The Russian AP Examination Construct: Weighting and Integrating of L-2 Skills at the School-to-College Juncture

Maria Lekić, University of Maryland

The need for an improved mechanism for school-to-college articulation is widely recognized in the literature and is an issue of particular importance for Russian and the other less commonly taught languages, where differences in school and university programs, small enrollments, and increasingly diverse learner preparation pose serious challenges to curriculum designers and program policy makers alike. The Russian AP Curriculum and Examination, a project of ACTR and the College Board now in its third year of field testing, has made use of modular, on-line learning and assessment materials to allow a maximum degree of customization of learning at the third and fourth year of senior secondary instruction. The present study describes briefly the standards and proficiency levels targeted by the program and examination, the forms of evidence recognized by the Russian and modern language field today in support of the performance-based claims, and examples of the tasks used by the program to produce this evidence.

Russian AP Tasks reflect the ACTFL performance standards for the targeted levels of proficiency in Russian and are elicited separately by modalities and interpersonal, presentational, and interpretive modes. The paper will review sample Russian AP tasks and discuss the rationale for the present weighting of the distinct subsections of the Russian AP test (speaking-20%, reading-20%, listening 20%, integrated tasks-25%, structural control-15%).

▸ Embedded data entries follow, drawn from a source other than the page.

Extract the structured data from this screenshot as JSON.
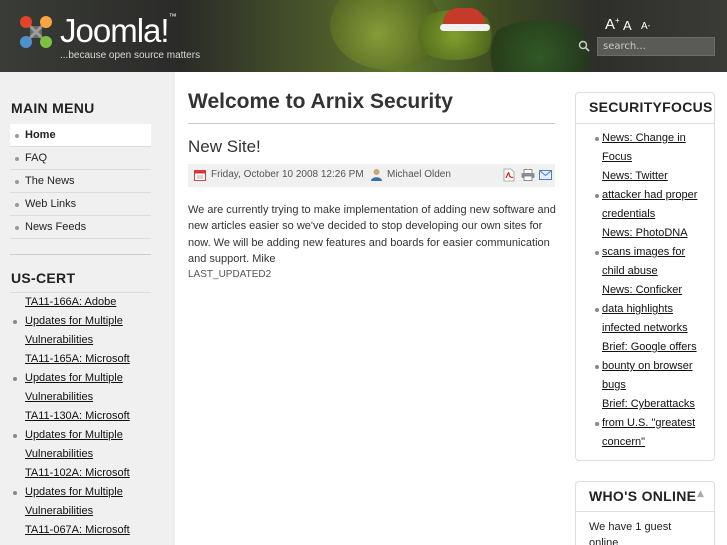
{
  "header": {
    "logo_text": "Joomla!",
    "logo_trademark": "™",
    "tagline": "...because open source matters",
    "font_controls": {
      "increase": "A",
      "increase_sup": "+",
      "reset": "A",
      "decrease": "A",
      "decrease_sup": "-"
    },
    "search_placeholder": "search..."
  },
  "left": {
    "main_menu_title": "MAIN MENU",
    "main_menu": [
      {
        "label": "Home",
        "active": true
      },
      {
        "label": "FAQ"
      },
      {
        "label": "The News"
      },
      {
        "label": "Web Links"
      },
      {
        "label": "News Feeds"
      }
    ],
    "uscert_title": "US-CERT",
    "uscert_lines": [
      "TA11-166A: Adobe",
      "Updates for Multiple",
      "Vulnerabilities",
      "TA11-165A: Microsoft",
      "Updates for Multiple",
      "Vulnerabilities",
      "TA11-130A: Microsoft",
      "Updates for Multiple",
      "Vulnerabilities",
      "TA11-102A: Microsoft",
      "Updates for Multiple",
      "Vulnerabilities",
      "TA11-067A: Microsoft"
    ]
  },
  "main": {
    "page_title": "Welcome to Arnix Security",
    "article_title": "New Site!",
    "date": "Friday, October 10 2008 12:26 PM",
    "author": "Michael Olden",
    "body": "We are currently trying to make implementation of adding new software and new articles easier so we've decided to stop developing our own sites for now. We will be adding new features and boards for easier communication and support. Mike",
    "last_updated": "LAST_UPDATED2"
  },
  "right": {
    "securityfocus_title": "SECURITYFOCUS",
    "securityfocus_lines": [
      "News: Change in",
      "Focus",
      "News: Twitter",
      "attacker had proper",
      "credentials",
      "News: PhotoDNA",
      "scans images for",
      "child abuse",
      "News: Conficker",
      "data highlights",
      "infected networks",
      "Brief: Google offers",
      "bounty on browser",
      "bugs",
      "Brief: Cyberattacks",
      "from U.S. \"greatest",
      "concern\""
    ],
    "whos_online_title": "WHO'S ONLINE",
    "whos_online_text": "We have 1 guest online"
  },
  "colors": {
    "header_dark": "#3a3c38",
    "left_bg": "#f0f0f0",
    "text": "#333333"
  }
}
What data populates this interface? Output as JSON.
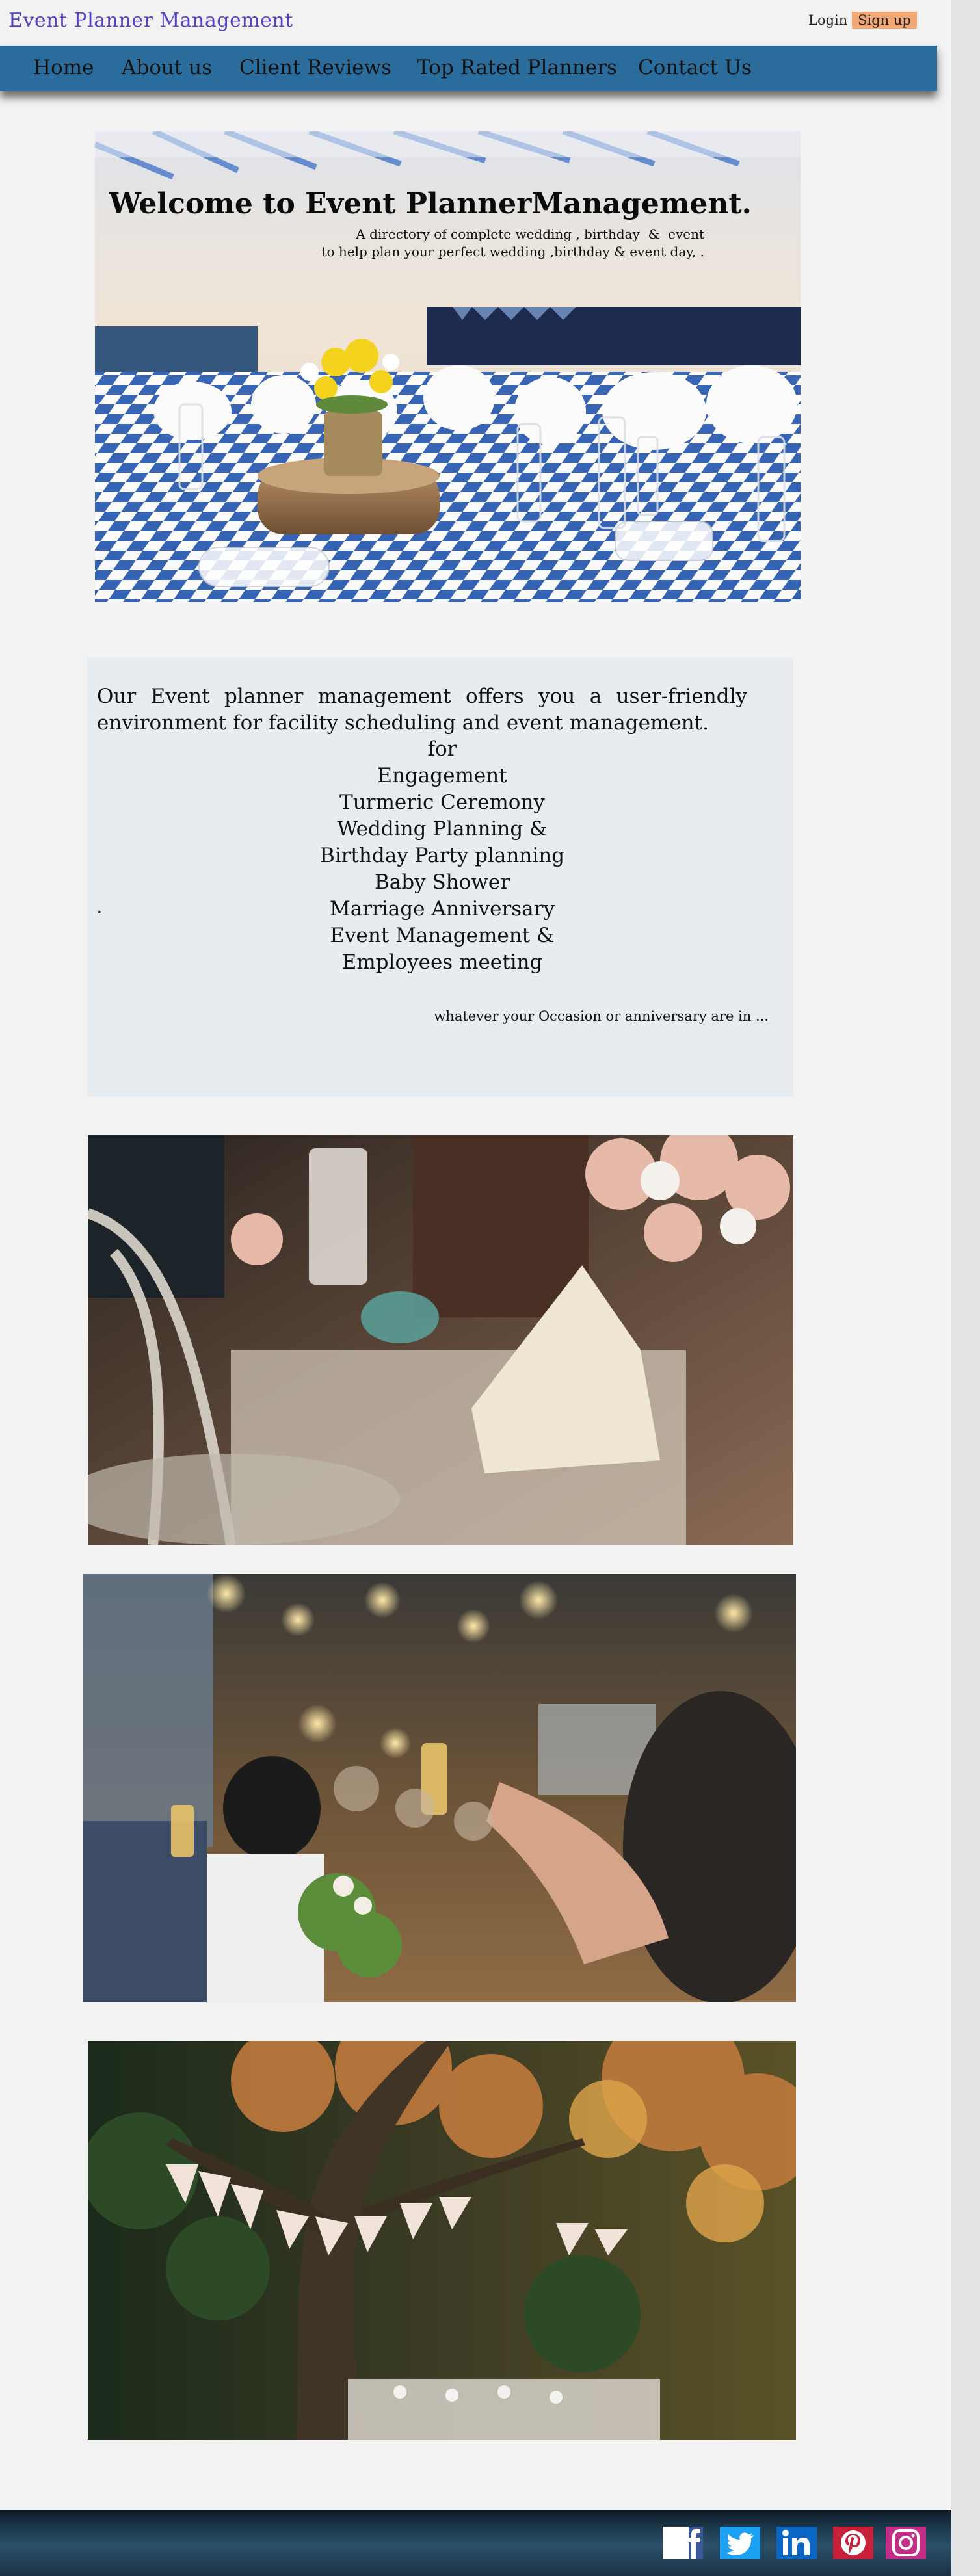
{
  "header": {
    "brand": "Event Planner Management",
    "login_label": "Login",
    "signup_label": "Sign up"
  },
  "nav": {
    "items": [
      "Home",
      "About us",
      "Client Reviews",
      "Top Rated Planners",
      "Contact Us"
    ]
  },
  "hero": {
    "title": "Welcome to Event PlannerManagement.",
    "subtitle": "A directory of complete wedding , birthday  &  event\nto help plan your perfect wedding ,birthday & event day, ."
  },
  "about": {
    "intro": "Our Event planner management offers you a user-friendly environment for facility scheduling and event management.",
    "occasions": [
      "for",
      "Engagement",
      "Turmeric Ceremony",
      "Wedding Planning &",
      "Birthday Party planning",
      "Baby Shower",
      "Marriage Anniversary",
      "Event Management &",
      "Employees meeting"
    ],
    "dot": ".",
    "closing": "whatever your Occasion or anniversary are in ..."
  },
  "footer": {
    "social_icons": [
      "facebook-icon",
      "twitter-icon",
      "linkedin-icon",
      "pinterest-icon",
      "instagram-icon"
    ]
  },
  "colors": {
    "brand": "#5144c9",
    "nav_bar": "#2a6d9c",
    "signup": "#f2a874",
    "panel": "#e6ecef",
    "footer": "#1e3a4e",
    "pinterest": "#c8203a",
    "instagram": "#c12f86"
  }
}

Thanks to the cooperation of several dozen school and university programs which have participated in the Russian AP pilot effort, performance-based data on students at corresponding levels of intermediate and advanced Russian in both high school and college programs have been collected and incorporated into the placement recommendations used by ACTR and the College Board in the Project. Data show measurable differences in predicted proficiency levels for both college and high school learners by specific skill areas, which are reflected in the placement recommendations for freshmen students entering 3rd, 4th, or 5th semester university Russian courses.